I’ve never been much for bucket lists. But if I were, I’d have been able to check off a big one earlier this month. That is to see Havana, Cuba, from the backseat of one of the country’s classic American cars from the 1950s and ’60s, still operating on the streets every day.
The importation of new cars — and lots of other things — has been rare in Cuba, ever since, you know, the revolution.
But there are thousands of classic cars throughout Cuba. If you have a car here, you have a job in the country’s thriving tourism/taxi industry. Another cottage industry has sprung up around the cars with what must be dozens of shops that produce otherwise unavailable parts to keep them going.

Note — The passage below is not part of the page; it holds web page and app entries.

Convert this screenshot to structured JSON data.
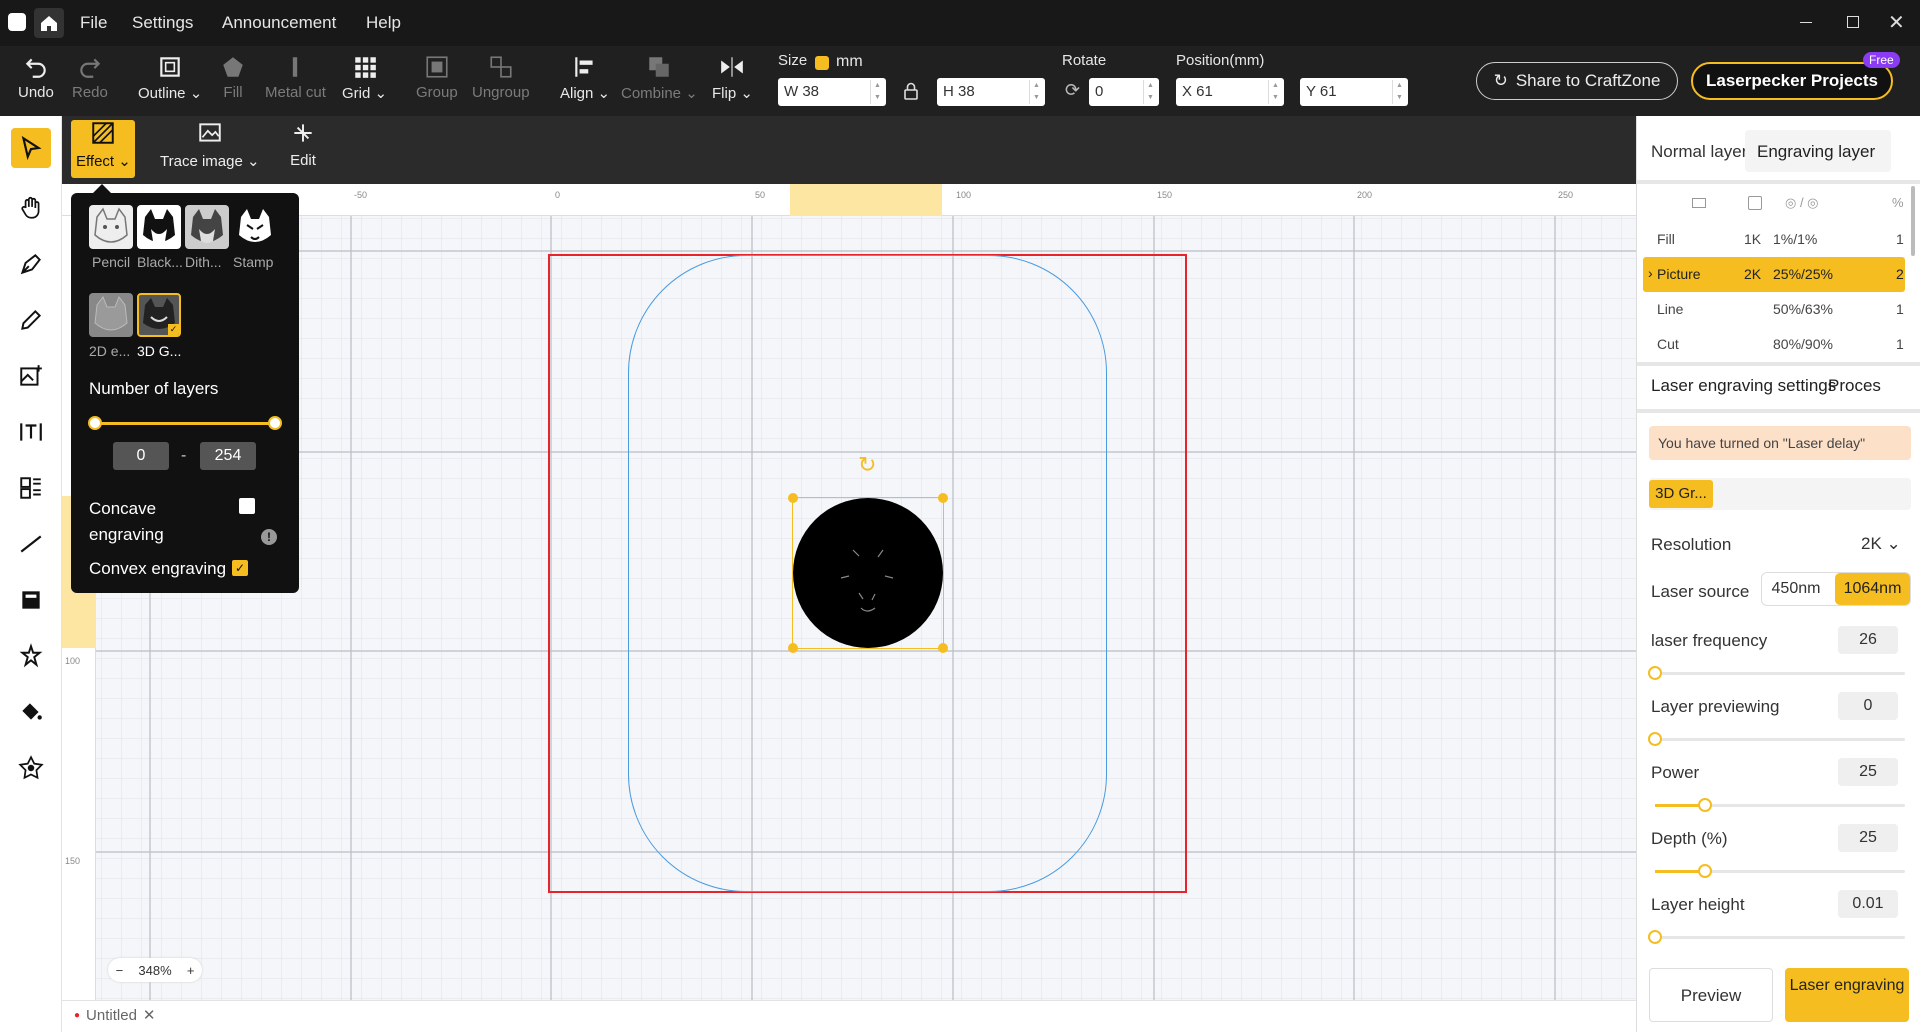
{
  "titlebar": {
    "menu": [
      "File",
      "Settings",
      "Announcement",
      "Help"
    ]
  },
  "toolbar": {
    "undo": "Undo",
    "redo": "Redo",
    "outline": "Outline",
    "fill": "Fill",
    "metal_cut": "Metal cut",
    "grid": "Grid",
    "group": "Group",
    "ungroup": "Ungroup",
    "align": "Align",
    "combine": "Combine",
    "flip": "Flip",
    "size_label": "Size",
    "unit": "mm",
    "width": "W 38",
    "height": "H 38",
    "rotate_label": "Rotate",
    "rotate": "0",
    "position_label": "Position(mm)",
    "pos_x": "X 61",
    "pos_y": "Y 61",
    "share": "Share to CraftZone",
    "projects": "Laserpecker Projects",
    "free_badge": "Free"
  },
  "subbar": {
    "effect": "Effect",
    "trace_image": "Trace image",
    "edit": "Edit"
  },
  "effect_popup": {
    "styles": [
      "Pencil",
      "Black...",
      "Dith...",
      "Stamp",
      "2D e...",
      "3D G..."
    ],
    "layers_title": "Number of layers",
    "range_min": "0",
    "range_sep": "-",
    "range_max": "254",
    "concave": "Concave engraving",
    "convex": "Convex engraving"
  },
  "ruler": {
    "top_labels": [
      "-50",
      "0",
      "50",
      "100",
      "150",
      "200",
      "250"
    ],
    "left_labels": [
      "100",
      "150"
    ]
  },
  "zoom": "348%",
  "file_tab": {
    "name": "Untitled"
  },
  "right_panel": {
    "tabs": [
      "Normal layer",
      "Engraving layer"
    ],
    "layers": [
      {
        "name": "Fill",
        "res": "1K",
        "power": "1%/1%",
        "count": "1"
      },
      {
        "name": "Picture",
        "res": "2K",
        "power": "25%/25%",
        "count": "2"
      },
      {
        "name": "Line",
        "res": "",
        "power": "50%/63%",
        "count": "1"
      },
      {
        "name": "Cut",
        "res": "",
        "power": "80%/90%",
        "count": "1"
      }
    ],
    "settings_tabs": [
      "Laser engraving settings",
      "Proces"
    ],
    "warning": "You have turned on \"Laser delay\"",
    "mode_chip": "3D Gr...",
    "resolution_label": "Resolution",
    "resolution": "2K",
    "laser_source_label": "Laser source",
    "source_a": "450nm",
    "source_b": "1064nm",
    "freq_label": "laser frequency",
    "freq": "26",
    "preview_layer_label": "Layer previewing",
    "preview_layer": "0",
    "power_label": "Power",
    "power": "25",
    "depth_label": "Depth (%)",
    "depth": "25",
    "layer_height_label": "Layer height",
    "layer_height": "0.01",
    "preview_btn": "Preview",
    "engrave_btn": "Laser engraving"
  },
  "colors": {
    "accent": "#f5bd1f",
    "selection_red": "#e8242a",
    "outline_blue": "#4a9be0"
  }
}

The cars are practically the first thing tourists notice about Havana. Actually, we are not tourists anymore, we’re told we are travelers. Each of us with a special new “people to people” visa. The application for ours changed two, maybe three times before we got here. But enough about politics.
Ginny picked out “our” car from a row of classics, a 1952 Pontiac Chieftain, red and white with a ton of chrome. It was our driver and our guide in the front seats, Ginny and me in the back, sitting on what looked like the original red leather.
We’d spent the morning tooling around Old Havana and elsewhere in the city, taking in the sights like Revolution Square, where two guides got into a slight argument as to whether Fidel Castro’s last speech was two hours long or four hours long.
We’d see the U.S. Embassy, where the most recent unpleasantness has been some sort of mysterious audio attack on the people who work there. Or rather, who used to work there. The parking lot looked nearly empty.
We drove past the Floridita Hotel and Sloppy Joe’s, two of writer Ernest Hemingway’s favorite watering holes, unchanged in the least by time. Later, we’d stop for a quick mojito (white rum, club soda, lime juice, sugar, crushed ice and lots of mint leaves) at the Hotel Nacional de Cuba, not one of Hemingway’s favorite watering holes. And at the “most important” of Havana’s four major cemeteries, and one of my favorite stops, we’d see a large monument to Hemingway’s favorite bartender, Constantino Ribalaigua Vert, whose life is celebrated annually by other barkeeps from around the world who come to Cuba each year to remember him. In life, he must have worked very, very hard for Papa Hemingway.
A very funny older woman showed us around the cemetery. At one stop, she told us we were standing, more or less, on the grave of Christopher Columbus, unmarked and covered over by a street. “After all,” she said, “Spain lost the war.”
All in all, it was the most fun I’ve had in a long time — sitting up.
At one point, our guide asked me what I thought of Havana “so far.” I said I felt like I was in a movie. Not “watching” a movie, but “in” a movie. I’ll never forget how he threw his head back and laughed — for quite awhile.